ABOUT THIS EXERCISE> Going line by line through the data below, report how many lines include the word "emoji", with nothing added.

Stored dataset items>
--------------------------------

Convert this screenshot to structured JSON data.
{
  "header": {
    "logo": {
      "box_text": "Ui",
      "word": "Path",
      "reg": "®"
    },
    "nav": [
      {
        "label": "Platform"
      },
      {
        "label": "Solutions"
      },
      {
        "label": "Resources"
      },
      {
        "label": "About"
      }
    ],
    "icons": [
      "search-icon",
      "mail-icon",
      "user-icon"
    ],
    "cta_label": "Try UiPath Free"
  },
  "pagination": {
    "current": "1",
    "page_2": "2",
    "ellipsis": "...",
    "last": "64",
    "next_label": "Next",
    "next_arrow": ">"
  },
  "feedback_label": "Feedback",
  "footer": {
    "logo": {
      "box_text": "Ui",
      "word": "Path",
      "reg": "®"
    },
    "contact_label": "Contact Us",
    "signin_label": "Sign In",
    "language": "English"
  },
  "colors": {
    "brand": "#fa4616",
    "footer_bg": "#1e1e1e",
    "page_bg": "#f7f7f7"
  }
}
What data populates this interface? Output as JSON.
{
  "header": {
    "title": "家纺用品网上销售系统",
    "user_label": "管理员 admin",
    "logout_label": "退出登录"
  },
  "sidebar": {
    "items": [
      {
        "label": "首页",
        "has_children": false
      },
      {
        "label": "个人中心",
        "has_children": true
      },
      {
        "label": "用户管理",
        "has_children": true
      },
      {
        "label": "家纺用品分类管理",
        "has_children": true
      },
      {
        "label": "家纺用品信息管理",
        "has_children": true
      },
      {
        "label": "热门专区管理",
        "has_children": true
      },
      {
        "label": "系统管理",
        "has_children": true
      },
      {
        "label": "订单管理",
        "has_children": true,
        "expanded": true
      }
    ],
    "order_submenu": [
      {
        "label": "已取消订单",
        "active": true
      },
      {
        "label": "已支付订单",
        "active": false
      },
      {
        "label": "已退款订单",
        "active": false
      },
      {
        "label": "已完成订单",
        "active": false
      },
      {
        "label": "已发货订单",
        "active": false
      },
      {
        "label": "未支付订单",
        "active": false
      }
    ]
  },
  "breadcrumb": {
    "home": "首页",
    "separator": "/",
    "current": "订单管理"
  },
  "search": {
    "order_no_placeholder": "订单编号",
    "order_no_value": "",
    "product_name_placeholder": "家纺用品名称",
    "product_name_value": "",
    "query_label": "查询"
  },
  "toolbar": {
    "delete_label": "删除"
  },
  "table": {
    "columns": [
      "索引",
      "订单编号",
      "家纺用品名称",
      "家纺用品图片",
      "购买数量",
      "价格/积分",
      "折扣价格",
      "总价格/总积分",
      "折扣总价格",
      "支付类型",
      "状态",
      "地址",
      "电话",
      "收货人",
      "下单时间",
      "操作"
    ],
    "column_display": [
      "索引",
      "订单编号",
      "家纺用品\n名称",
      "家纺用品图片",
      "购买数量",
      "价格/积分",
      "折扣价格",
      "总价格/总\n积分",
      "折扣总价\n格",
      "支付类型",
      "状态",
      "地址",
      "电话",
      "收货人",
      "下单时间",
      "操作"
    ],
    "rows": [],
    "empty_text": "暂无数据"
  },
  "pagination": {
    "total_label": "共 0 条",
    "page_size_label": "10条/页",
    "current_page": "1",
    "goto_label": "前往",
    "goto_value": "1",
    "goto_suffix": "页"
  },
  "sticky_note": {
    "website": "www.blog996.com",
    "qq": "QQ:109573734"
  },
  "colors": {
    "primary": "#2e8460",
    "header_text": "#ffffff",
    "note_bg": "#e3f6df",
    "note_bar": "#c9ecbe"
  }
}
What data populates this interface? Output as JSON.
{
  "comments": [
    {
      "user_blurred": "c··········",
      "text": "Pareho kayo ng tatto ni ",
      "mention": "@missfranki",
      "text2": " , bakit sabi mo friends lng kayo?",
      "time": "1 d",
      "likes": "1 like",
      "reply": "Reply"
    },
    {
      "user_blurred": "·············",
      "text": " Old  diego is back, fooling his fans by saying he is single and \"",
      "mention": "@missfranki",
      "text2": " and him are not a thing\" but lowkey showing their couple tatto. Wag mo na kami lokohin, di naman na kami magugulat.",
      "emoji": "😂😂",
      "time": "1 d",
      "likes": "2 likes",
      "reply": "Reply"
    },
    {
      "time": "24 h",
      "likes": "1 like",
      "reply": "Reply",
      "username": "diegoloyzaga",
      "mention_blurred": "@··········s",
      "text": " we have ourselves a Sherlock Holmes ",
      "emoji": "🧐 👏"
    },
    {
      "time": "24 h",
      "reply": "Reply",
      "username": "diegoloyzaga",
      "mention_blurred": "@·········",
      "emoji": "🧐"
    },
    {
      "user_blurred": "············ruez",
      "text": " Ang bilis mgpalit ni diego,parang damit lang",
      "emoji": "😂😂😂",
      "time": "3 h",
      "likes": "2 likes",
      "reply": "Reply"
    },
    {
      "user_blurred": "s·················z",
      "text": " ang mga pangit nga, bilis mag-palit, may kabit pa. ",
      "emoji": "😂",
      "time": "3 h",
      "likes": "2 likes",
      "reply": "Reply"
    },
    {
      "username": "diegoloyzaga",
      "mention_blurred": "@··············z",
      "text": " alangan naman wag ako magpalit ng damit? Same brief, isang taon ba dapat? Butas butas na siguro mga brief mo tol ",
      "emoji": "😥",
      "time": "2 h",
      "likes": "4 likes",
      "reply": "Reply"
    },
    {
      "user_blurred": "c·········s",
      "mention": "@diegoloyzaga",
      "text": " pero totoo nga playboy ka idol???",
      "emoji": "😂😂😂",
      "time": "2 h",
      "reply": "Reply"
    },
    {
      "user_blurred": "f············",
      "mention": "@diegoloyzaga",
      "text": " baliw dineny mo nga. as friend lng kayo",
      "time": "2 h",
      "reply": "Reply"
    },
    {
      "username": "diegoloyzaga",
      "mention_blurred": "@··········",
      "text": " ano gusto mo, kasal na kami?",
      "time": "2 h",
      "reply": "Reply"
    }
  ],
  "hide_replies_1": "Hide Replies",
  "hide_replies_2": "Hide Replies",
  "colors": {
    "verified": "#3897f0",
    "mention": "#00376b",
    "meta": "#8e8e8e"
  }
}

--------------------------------

YOUR RESPONSE> 7